Bautista began his latest onslaught with a two-run shot off Nova in the third inning, pushing the Blue Jays to a 2-1 advantage. His second blast -- already tied for the eighth-highest total in one season in franchise history -- came on an 0-1 offering from Yankees reliever David Robertson to put Toronto ahead for good, 3-2.
"I'm not surprised at all," said Blue Jays manager Cito Gaston, referring to Bautista's breakout showing this season. "With the way he works, and as hard as he goes and he's coachable. That's the big thing about him. You don't have to say much to him this year."
Plenty was said in the sixth inning, though.
Prior to the start of the inning, Gaston and Blue Jays shortstop Yunel Escobar were ejected by home-plate umpire Jerry Meals. After flying out to end the fifth, Escobar could be seen saying something to Meals as he walked back to his position. The umpire wasted little time in sending the shortstop to the showers.
Gaston followed suit after arguing with Meals for a few minutes on the field.
"I got out there to try and keep this kid in the game," Gaston said. "Of course, I got ran out, too."
Tempers flared again when Nova knocked Bautista down with an 0-1 fastball in the bottom of the sixth. Bautista immediately shifted to this feet, yelling at Nova and pointing at the pitcher while taking a few steps toward the mound. Nova barked back, throwing his hands in the air as he shouted.

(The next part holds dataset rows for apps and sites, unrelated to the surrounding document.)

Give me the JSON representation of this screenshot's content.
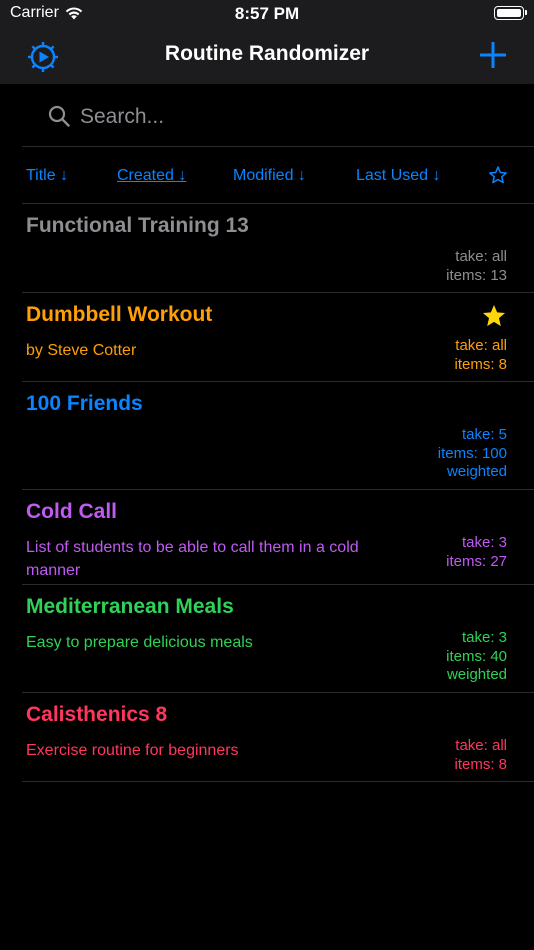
{
  "status": {
    "carrier": "Carrier",
    "time": "8:57 PM"
  },
  "nav": {
    "title": "Routine Randomizer"
  },
  "search": {
    "placeholder": "Search..."
  },
  "sort": {
    "title": "Title ↓",
    "created": "Created ↓",
    "modified": "Modified ↓",
    "last_used": "Last Used ↓"
  },
  "colors": {
    "accent": "#0a84ff",
    "gray": "#8e8e93",
    "orange": "#ff9f0a",
    "blue": "#0a84ff",
    "purple": "#bf5af2",
    "green": "#30d158",
    "red": "#ff375f",
    "star": "#ffd60a"
  },
  "routines": [
    {
      "title": "Functional Training 13",
      "description": "",
      "take": "take: all",
      "items": "items: 13",
      "extra": "",
      "color": "#8e8e93",
      "favorite": false
    },
    {
      "title": "Dumbbell Workout",
      "description": "by Steve Cotter",
      "take": "take: all",
      "items": "items: 8",
      "extra": "",
      "color": "#ff9f0a",
      "favorite": true
    },
    {
      "title": "100 Friends",
      "description": "",
      "take": "take: 5",
      "items": "items: 100",
      "extra": "weighted",
      "color": "#0a84ff",
      "favorite": false
    },
    {
      "title": "Cold Call",
      "description": "List of students to be able to call them in a cold manner",
      "take": "take: 3",
      "items": "items: 27",
      "extra": "",
      "color": "#bf5af2",
      "favorite": false
    },
    {
      "title": "Mediterranean Meals",
      "description": "Easy to prepare delicious meals",
      "take": "take: 3",
      "items": "items: 40",
      "extra": "weighted",
      "color": "#30d158",
      "favorite": false
    },
    {
      "title": "Calisthenics 8",
      "description": "Exercise routine for beginners",
      "take": "take: all",
      "items": "items: 8",
      "extra": "",
      "color": "#ff375f",
      "favorite": false
    }
  ]
}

"I was just trying to see what kind of reaction I was going to get from him," Bautista said. "I was surprised to see he was pretty defiant. He was walking up towards me and flashing his hands up and started yelling. That's when I felt that the pitch was intentional."
Nova denied that was the case.
"It wasn't on purpose," Nova said. "I just throw the ball. I've got to pitch. [If] I pitch inside, I can get a lot of outs. The pitch wasn't on purpose."
As Bautista moved closer to Nova, both benches cleared the relievers sprinted in from their respective bullpens. Warnings were issued by the umpires, but the situation was diffused quickly and no one was ejected. Bautista stepped up to the plate again and flew out to deep center field.
In the end, Bautista had the final say with his game-changing blast in the eighth, and he risked angering the Yankees further with his prolonged celebration.
"Whether he walks around the bases or jogs around the bases, hey, he hit a home run," Yankees outfielder Curtis Granderson said. "You've got to go ahead and try to get him not to hit a home run."
That decisive blow gave Bautista 50 home runs dating back to the start of last September, representing the most by any player in the Majors over that span. Prior to this season, Bautista belted 44 home runs combined over his past three big league campaigns.
Bautista's dramatic power surge this year led a non-baseball Toronto Star columnist to write on Sunday that people should question how the outfielder has done it, suggesting performance-enhancing drugs might be involved. Following his latest multihomer outburst, Bautista fired back.
"I'm part of the program just like any other ballplayer is," Bautista said. "We're subject to testing all the time. I don't know where this guy is coming from with his allegations. ... The guy is paid to write something and he did. It's unfortunate.
"I don't know if he's trying to stir something up."
For what it's worth, Yankees manager Joe Girardi weighed in on the issue as well.
"I don't have any suspicions," Girardi said. "Sometimes when a guy gets a chance to play every day in one spot, they figure it out."
It certainly looked that way on Monday.
Jordan Bastian is a reporter for MLB.com. This story was not subject to the approval of Major League Baseball or its clubs.